Clinton’s legal team immediately filed a Writ of Mandamus against Judge Lambeth over the order, basically claiming that she is too important to testify and that there is nothing else that can be learned by her testimony.. The DOJ disagreed with her arguments, but did not want to argue their reasons in front of the court. However the appelate court has ordered the DOJ to appear and make oral arguments in defense of their position.

In an interview on Lou Dobbs on Monday, Tom Fitton, President of Judicial Watch who initiated the current lawsuit, said of the DOJ:

“Even when they are trying to uphold the rule of law, the justice department is still trying to hide.”

Attorney David Kendall represented both Clinton and her former aide, Cheryl Mills in Tuesdays oral arguments. He stated that:

This case is moot for a number of reasons….the petitioners have no emails whatsoever left to produce….nobody disputes that….Secretary Clinton has declared under oath numerous times that she has produced all such emails in her custody…

But, Appeals Court Judge Thomas Griffith destroyed Kendall’s argument, reminding him that the DOJ continues to unearth new emails, one of which suggests that there may be texts messages that have yet to be seen as well. Griffith asked Kendall’s to respond to a statement in Judge Lambeth’s order, which said,

State (Department) failed to fully explain the new emails origins when the court directed question where they came from.

Kendall answered that the State Department was still “working on it.”

Griffith then asked about the accuracy of another statement by Lambeth regarding whether the State Department had actually searched other employees who corresponded with Secretary Clinton for new emails.

Kendall, stumbled over his answer and replied:

“…it’s not not entirely accurate.”

He went on to say that he the FBI had interviewed many eState Department mployees, but that he could not attest that all of them had been searched or correspondence with Clinton.

Kendall went on to argue that having Clinton deposed would pose an undue burden on her due to the current Covid-19-related changes in judicial process. He continued that any appearance by Clinton was merely designed to gather video footage that could be used in political advertisements to damage clinton and the Democrats.

The Court ultimately suggested that the video and audio could be sealed. Kendall replied with skepticism that the system would ultimately protect his client.

In a final death blow to the Clinton arguments, Judge Griffith noted that us of the Writ of Mandamus is extrodinarily rare and is meant to be used for very serious concerns over the court over-stepping it’s authority and that this case did not meet those standards.

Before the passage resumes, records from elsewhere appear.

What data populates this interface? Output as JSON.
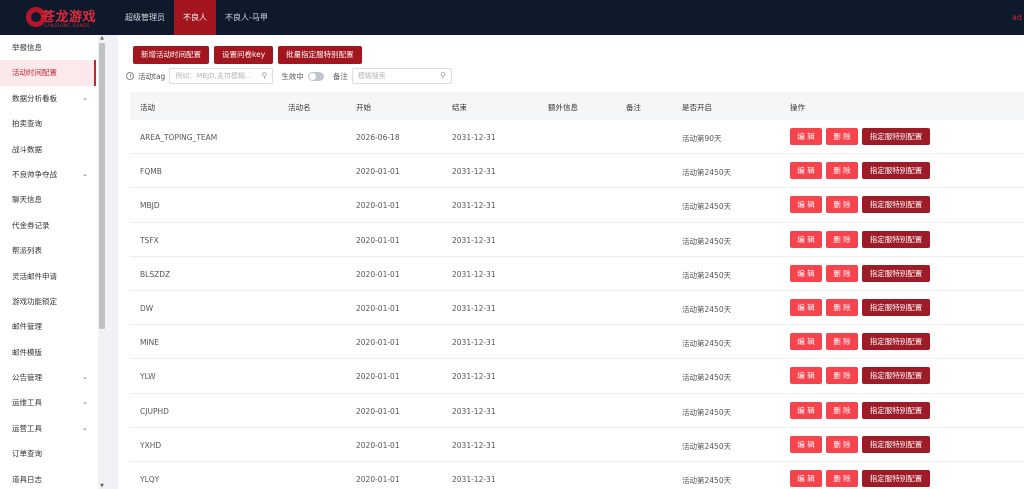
{
  "header": {
    "logo_text": "苍龙游戏",
    "logo_sub": "CANGLONG GAMES",
    "tabs": [
      {
        "label": "超级管理员"
      },
      {
        "label": "不良人"
      },
      {
        "label": "不良人-马甲"
      }
    ],
    "active_tab": 1,
    "right_text": "ad"
  },
  "sidebar": {
    "items": [
      {
        "label": "举报信息",
        "has_children": false
      },
      {
        "label": "活动时间配置",
        "has_children": false
      },
      {
        "label": "数据分析看板",
        "has_children": true
      },
      {
        "label": "拍卖查询",
        "has_children": false
      },
      {
        "label": "战斗数据",
        "has_children": false
      },
      {
        "label": "不良帅争夺战",
        "has_children": true
      },
      {
        "label": "聊天信息",
        "has_children": false
      },
      {
        "label": "代金券记录",
        "has_children": false
      },
      {
        "label": "帮派列表",
        "has_children": false
      },
      {
        "label": "灵活邮件申请",
        "has_children": false
      },
      {
        "label": "游戏功能锁定",
        "has_children": false
      },
      {
        "label": "邮件管理",
        "has_children": false
      },
      {
        "label": "邮件模版",
        "has_children": false
      },
      {
        "label": "公告管理",
        "has_children": true
      },
      {
        "label": "运维工具",
        "has_children": true
      },
      {
        "label": "运营工具",
        "has_children": true
      },
      {
        "label": "订单查询",
        "has_children": false
      },
      {
        "label": "道具日志",
        "has_children": false
      }
    ],
    "active_index": 1
  },
  "toolbar": {
    "add_label": "新增活动时间配置",
    "key_label": "设置问卷key",
    "batch_label": "批量指定服特别配置"
  },
  "filter": {
    "tag_label": "活动tag",
    "tag_placeholder": "例如：MBJD,支持模糊...",
    "active_label": "生效中",
    "note_label": "备注",
    "note_placeholder": "模糊搜索"
  },
  "table": {
    "columns": [
      "活动",
      "活动名",
      "开始",
      "结束",
      "额外信息",
      "备注",
      "是否开启",
      "操作"
    ],
    "edit_label": "编 辑",
    "delete_label": "删 除",
    "special_label": "指定服特别配置",
    "rows": [
      {
        "activity": "AREA_TOPING_TEAM",
        "name": "",
        "start": "2026-06-18",
        "end": "2031-12-31",
        "extra": "",
        "note": "",
        "open": "活动第90天"
      },
      {
        "activity": "FQMB",
        "name": "",
        "start": "2020-01-01",
        "end": "2031-12-31",
        "extra": "",
        "note": "",
        "open": "活动第2450天"
      },
      {
        "activity": "MBJD",
        "name": "",
        "start": "2020-01-01",
        "end": "2031-12-31",
        "extra": "",
        "note": "",
        "open": "活动第2450天"
      },
      {
        "activity": "TSFX",
        "name": "",
        "start": "2020-01-01",
        "end": "2031-12-31",
        "extra": "",
        "note": "",
        "open": "活动第2450天"
      },
      {
        "activity": "BLSZDZ",
        "name": "",
        "start": "2020-01-01",
        "end": "2031-12-31",
        "extra": "",
        "note": "",
        "open": "活动第2450天"
      },
      {
        "activity": "DW",
        "name": "",
        "start": "2020-01-01",
        "end": "2031-12-31",
        "extra": "",
        "note": "",
        "open": "活动第2450天"
      },
      {
        "activity": "MINE",
        "name": "",
        "start": "2020-01-01",
        "end": "2031-12-31",
        "extra": "",
        "note": "",
        "open": "活动第2450天"
      },
      {
        "activity": "YLW",
        "name": "",
        "start": "2020-01-01",
        "end": "2031-12-31",
        "extra": "",
        "note": "",
        "open": "活动第2450天"
      },
      {
        "activity": "CJUPHD",
        "name": "",
        "start": "2020-01-01",
        "end": "2031-12-31",
        "extra": "",
        "note": "",
        "open": "活动第2450天"
      },
      {
        "activity": "YXHD",
        "name": "",
        "start": "2020-01-01",
        "end": "2031-12-31",
        "extra": "",
        "note": "",
        "open": "活动第2450天"
      },
      {
        "activity": "YLQY",
        "name": "",
        "start": "2020-01-01",
        "end": "2031-12-31",
        "extra": "",
        "note": "",
        "open": "活动第2450天"
      }
    ]
  }
}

Ultimately, the appelate court decided there was no good reason that Clinton should not have to testify. As it currently stands, she will be forced to do so when the court reconvenes in September.